The annual running of the bulls events in two California sites have been slapped with a lawsuit from animal rights groups, who say that the runs endanger both animals and people. The lawsuit was filed Thursday by PETA and the Animal Legal Defense Fund, according to the local Press Enterprise.
The Southern California event is tentatively scheduled for June 21 at the Temecula Downs Event Center, a multi-purpose facility east of the city of Temecula's borders. The Northern California event is tentatively scheduled for July 26 at the Alameda County Fairgrounds.
The events, which feature around two dozen bulls chasing after a crowd of about 600 people on a course, are treated like rodeos in many other states. For that reason, similar lawsuits to shut the runs down have failed. But Matthew Strugar, senior litigation counsel with the PETA Foundation, said that California could prove more successful. "California has favorable laws for us and we thought this would be a favorable jurisdiction," he said.
The lawsuit argues that the state penal code that bans bullfighting -- "or any similar contest or exhibition" -- covers events such as The Great Bull Run. They also say that the runs are cruel and inhumane.

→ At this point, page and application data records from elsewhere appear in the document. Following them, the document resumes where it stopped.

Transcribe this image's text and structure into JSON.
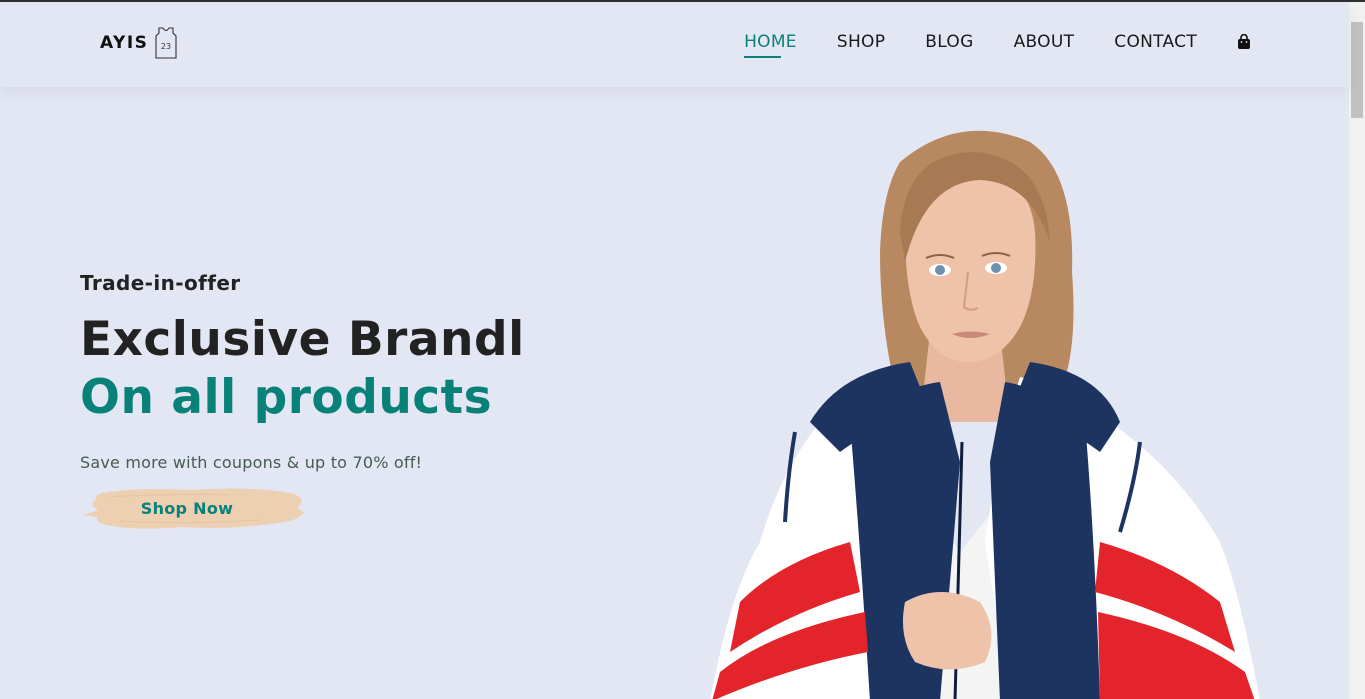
{
  "brand": {
    "logo_text": "AYIS",
    "jersey_number": "23"
  },
  "nav": {
    "items": [
      {
        "label": "HOME",
        "active": true
      },
      {
        "label": "SHOP",
        "active": false
      },
      {
        "label": "BLOG",
        "active": false
      },
      {
        "label": "ABOUT",
        "active": false
      },
      {
        "label": "CONTACT",
        "active": false
      }
    ],
    "cart_icon": "shopping-bag-icon"
  },
  "hero": {
    "subtitle": "Trade-in-offer",
    "headline": "Exclusive Brandl",
    "headline_accent": "On all products",
    "description": "Save more with coupons & up to 70% off!",
    "cta_label": "Shop Now"
  },
  "colors": {
    "background": "#E3E6F3",
    "accent": "#088178",
    "text": "#222222",
    "button_brush": "#EDCFB2"
  }
}
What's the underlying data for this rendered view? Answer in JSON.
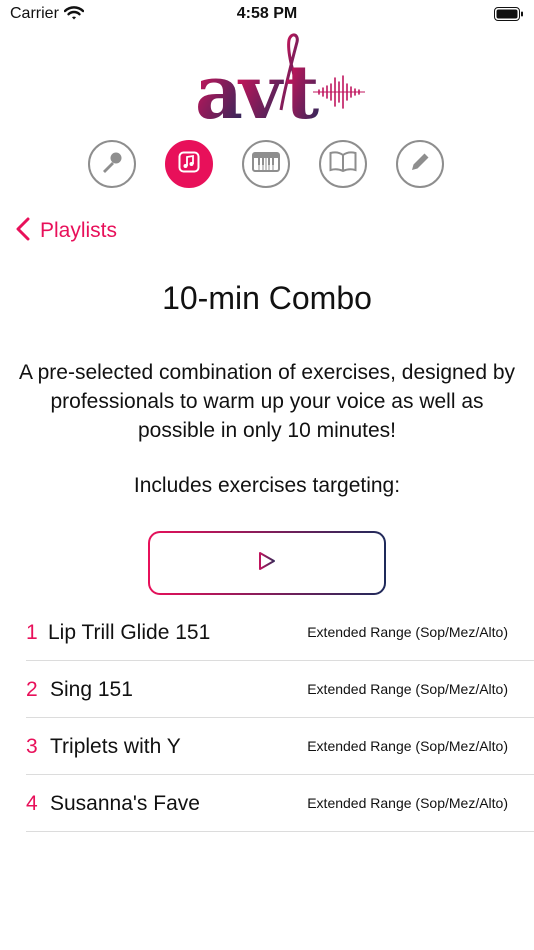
{
  "status": {
    "carrier": "Carrier",
    "time": "4:58 PM"
  },
  "brand": {
    "logo_text": "avt",
    "accent": "#e8105a",
    "dark": "#1e2a5a"
  },
  "tabs": [
    {
      "icon": "microphone-icon",
      "active": false
    },
    {
      "icon": "music-note-icon",
      "active": true
    },
    {
      "icon": "piano-keys-icon",
      "active": false
    },
    {
      "icon": "book-icon",
      "active": false
    },
    {
      "icon": "pencil-icon",
      "active": false
    }
  ],
  "nav": {
    "back_label": "Playlists"
  },
  "playlist": {
    "title": "10-min Combo",
    "description": "A pre-selected combination of exercises, designed by professionals to warm up your voice as well as possible in only 10 minutes!",
    "includes_label": "Includes exercises targeting:"
  },
  "exercises": [
    {
      "number": "1",
      "name": "Lip Trill Glide 151",
      "range": "Extended Range (Sop/Mez/Alto)"
    },
    {
      "number": "2",
      "name": "Sing 151",
      "range": "Extended Range (Sop/Mez/Alto)"
    },
    {
      "number": "3",
      "name": "Triplets with Y",
      "range": "Extended Range (Sop/Mez/Alto)"
    },
    {
      "number": "4",
      "name": "Susanna's Fave",
      "range": "Extended Range (Sop/Mez/Alto)"
    }
  ]
}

"These events show great disregard for animal welfare in pursuit of a cheap thrill and a profit," said Stephen Wells, executive director of the Animal Legal Defense Fund, in a press release. "For the well-being of the bulls, as well as the safety of the public, we are asking the court to stop The Great Bull Run."